Gather each line in the entries that includes the string "title".

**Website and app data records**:
::::

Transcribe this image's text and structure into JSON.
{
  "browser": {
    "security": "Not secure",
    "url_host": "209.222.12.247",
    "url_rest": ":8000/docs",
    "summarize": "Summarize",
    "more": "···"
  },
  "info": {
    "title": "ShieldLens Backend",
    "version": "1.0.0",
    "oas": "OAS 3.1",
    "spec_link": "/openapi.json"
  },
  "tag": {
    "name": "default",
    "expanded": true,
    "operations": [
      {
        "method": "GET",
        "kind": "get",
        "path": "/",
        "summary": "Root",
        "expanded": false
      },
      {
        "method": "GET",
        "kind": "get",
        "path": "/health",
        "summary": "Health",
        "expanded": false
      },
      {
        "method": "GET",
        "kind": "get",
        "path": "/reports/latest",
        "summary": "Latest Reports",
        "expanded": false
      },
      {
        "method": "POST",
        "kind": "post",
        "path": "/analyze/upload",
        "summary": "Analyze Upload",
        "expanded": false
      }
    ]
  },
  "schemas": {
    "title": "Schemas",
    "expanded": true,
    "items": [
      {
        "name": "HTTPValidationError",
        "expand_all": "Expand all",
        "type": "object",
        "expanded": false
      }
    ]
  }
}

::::

**Answer section**:
    "title": "ShieldLens Backend",
    "title": "Schemas",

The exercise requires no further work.